**TASK PROMPT**:
All the entries, exactly as they read, must be written out again.

**RECORD EXCERPTS**:
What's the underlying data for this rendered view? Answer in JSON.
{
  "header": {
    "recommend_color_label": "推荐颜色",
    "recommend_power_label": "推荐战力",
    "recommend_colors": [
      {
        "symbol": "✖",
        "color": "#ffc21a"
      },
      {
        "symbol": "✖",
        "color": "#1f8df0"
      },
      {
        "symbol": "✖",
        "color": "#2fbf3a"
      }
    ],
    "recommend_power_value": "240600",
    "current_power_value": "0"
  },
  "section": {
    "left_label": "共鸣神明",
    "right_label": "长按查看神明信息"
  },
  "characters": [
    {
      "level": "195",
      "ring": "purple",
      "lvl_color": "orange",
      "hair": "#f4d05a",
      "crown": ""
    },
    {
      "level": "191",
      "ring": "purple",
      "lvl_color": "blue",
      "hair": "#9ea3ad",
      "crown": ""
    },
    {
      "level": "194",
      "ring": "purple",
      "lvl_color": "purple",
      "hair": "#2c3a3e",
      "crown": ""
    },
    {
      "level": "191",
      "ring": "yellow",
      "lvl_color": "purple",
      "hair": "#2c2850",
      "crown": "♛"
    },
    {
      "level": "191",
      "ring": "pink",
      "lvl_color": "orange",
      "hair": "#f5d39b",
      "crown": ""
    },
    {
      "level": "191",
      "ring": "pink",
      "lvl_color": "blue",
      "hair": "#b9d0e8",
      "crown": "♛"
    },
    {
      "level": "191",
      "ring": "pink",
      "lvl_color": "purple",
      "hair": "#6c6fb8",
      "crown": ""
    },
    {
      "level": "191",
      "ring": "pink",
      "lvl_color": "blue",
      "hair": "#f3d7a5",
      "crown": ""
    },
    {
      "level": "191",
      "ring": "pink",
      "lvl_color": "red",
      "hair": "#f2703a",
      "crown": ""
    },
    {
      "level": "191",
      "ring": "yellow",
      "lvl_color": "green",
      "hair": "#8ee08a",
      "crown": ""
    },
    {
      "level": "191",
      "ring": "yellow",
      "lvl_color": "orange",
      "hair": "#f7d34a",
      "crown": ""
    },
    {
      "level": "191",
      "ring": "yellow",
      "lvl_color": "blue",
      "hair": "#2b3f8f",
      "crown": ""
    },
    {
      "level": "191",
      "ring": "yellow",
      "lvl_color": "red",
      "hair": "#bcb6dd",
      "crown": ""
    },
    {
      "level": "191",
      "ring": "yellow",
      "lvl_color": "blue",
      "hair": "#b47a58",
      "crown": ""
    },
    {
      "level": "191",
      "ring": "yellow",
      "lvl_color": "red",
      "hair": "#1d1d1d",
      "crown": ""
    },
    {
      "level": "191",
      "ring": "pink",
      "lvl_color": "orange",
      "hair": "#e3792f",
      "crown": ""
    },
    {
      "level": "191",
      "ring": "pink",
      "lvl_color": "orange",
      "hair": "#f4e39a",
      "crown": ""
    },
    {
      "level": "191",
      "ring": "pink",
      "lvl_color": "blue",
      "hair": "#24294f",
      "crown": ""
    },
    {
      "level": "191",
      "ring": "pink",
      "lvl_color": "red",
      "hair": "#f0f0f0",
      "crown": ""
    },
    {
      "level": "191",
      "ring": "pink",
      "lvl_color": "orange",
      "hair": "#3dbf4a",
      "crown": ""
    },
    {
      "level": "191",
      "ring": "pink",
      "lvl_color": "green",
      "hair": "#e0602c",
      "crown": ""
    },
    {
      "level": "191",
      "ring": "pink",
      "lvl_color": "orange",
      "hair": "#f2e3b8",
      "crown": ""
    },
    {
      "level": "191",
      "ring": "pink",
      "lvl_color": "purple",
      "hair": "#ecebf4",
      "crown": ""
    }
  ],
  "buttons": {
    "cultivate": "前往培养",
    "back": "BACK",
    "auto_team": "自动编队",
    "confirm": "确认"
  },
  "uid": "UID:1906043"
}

**WRITTEN RESPONSE**:
What's the underlying data for this rendered view? Answer in JSON.
{
  "header": {
    "recommend_color_label": "推荐颜色",
    "recommend_power_label": "推荐战力",
    "recommend_colors": [
      {
        "symbol": "✖",
        "color": "#ffc21a"
      },
      {
        "symbol": "✖",
        "color": "#1f8df0"
      },
      {
        "symbol": "✖",
        "color": "#2fbf3a"
      }
    ],
    "recommend_power_value": "240600",
    "current_power_value": "0"
  },
  "section": {
    "left_label": "共鸣神明",
    "right_label": "长按查看神明信息"
  },
  "characters": [
    {
      "level": "195",
      "ring": "purple",
      "lvl_color": "orange",
      "hair": "#f4d05a",
      "crown": ""
    },
    {
      "level": "191",
      "ring": "purple",
      "lvl_color": "blue",
      "hair": "#9ea3ad",
      "crown": ""
    },
    {
      "level": "194",
      "ring": "purple",
      "lvl_color": "purple",
      "hair": "#2c3a3e",
      "crown": ""
    },
    {
      "level": "191",
      "ring": "yellow",
      "lvl_color": "purple",
      "hair": "#2c2850",
      "crown": "♛"
    },
    {
      "level": "191",
      "ring": "pink",
      "lvl_color": "orange",
      "hair": "#f5d39b",
      "crown": ""
    },
    {
      "level": "191",
      "ring": "pink",
      "lvl_color": "blue",
      "hair": "#b9d0e8",
      "crown": "♛"
    },
    {
      "level": "191",
      "ring": "pink",
      "lvl_color": "purple",
      "hair": "#6c6fb8",
      "crown": ""
    },
    {
      "level": "191",
      "ring": "pink",
      "lvl_color": "blue",
      "hair": "#f3d7a5",
      "crown": ""
    },
    {
      "level": "191",
      "ring": "pink",
      "lvl_color": "red",
      "hair": "#f2703a",
      "crown": ""
    },
    {
      "level": "191",
      "ring": "yellow",
      "lvl_color": "green",
      "hair": "#8ee08a",
      "crown": ""
    },
    {
      "level": "191",
      "ring": "yellow",
      "lvl_color": "orange",
      "hair": "#f7d34a",
      "crown": ""
    },
    {
      "level": "191",
      "ring": "yellow",
      "lvl_color": "blue",
      "hair": "#2b3f8f",
      "crown": ""
    },
    {
      "level": "191",
      "ring": "yellow",
      "lvl_color": "red",
      "hair": "#bcb6dd",
      "crown": ""
    },
    {
      "level": "191",
      "ring": "yellow",
      "lvl_color": "blue",
      "hair": "#b47a58",
      "crown": ""
    },
    {
      "level": "191",
      "ring": "yellow",
      "lvl_color": "red",
      "hair": "#1d1d1d",
      "crown": ""
    },
    {
      "level": "191",
      "ring": "pink",
      "lvl_color": "orange",
      "hair": "#e3792f",
      "crown": ""
    },
    {
      "level": "191",
      "ring": "pink",
      "lvl_color": "orange",
      "hair": "#f4e39a",
      "crown": ""
    },
    {
      "level": "191",
      "ring": "pink",
      "lvl_color": "blue",
      "hair": "#24294f",
      "crown": ""
    },
    {
      "level": "191",
      "ring": "pink",
      "lvl_color": "red",
      "hair": "#f0f0f0",
      "crown": ""
    },
    {
      "level": "191",
      "ring": "pink",
      "lvl_color": "orange",
      "hair": "#3dbf4a",
      "crown": ""
    },
    {
      "level": "191",
      "ring": "pink",
      "lvl_color": "green",
      "hair": "#e0602c",
      "crown": ""
    },
    {
      "level": "191",
      "ring": "pink",
      "lvl_color": "orange",
      "hair": "#f2e3b8",
      "crown": ""
    },
    {
      "level": "191",
      "ring": "pink",
      "lvl_color": "purple",
      "hair": "#ecebf4",
      "crown": ""
    }
  ],
  "buttons": {
    "cultivate": "前往培养",
    "back": "BACK",
    "auto_team": "自动编队",
    "confirm": "确认"
  },
  "uid": "UID:1906043"
}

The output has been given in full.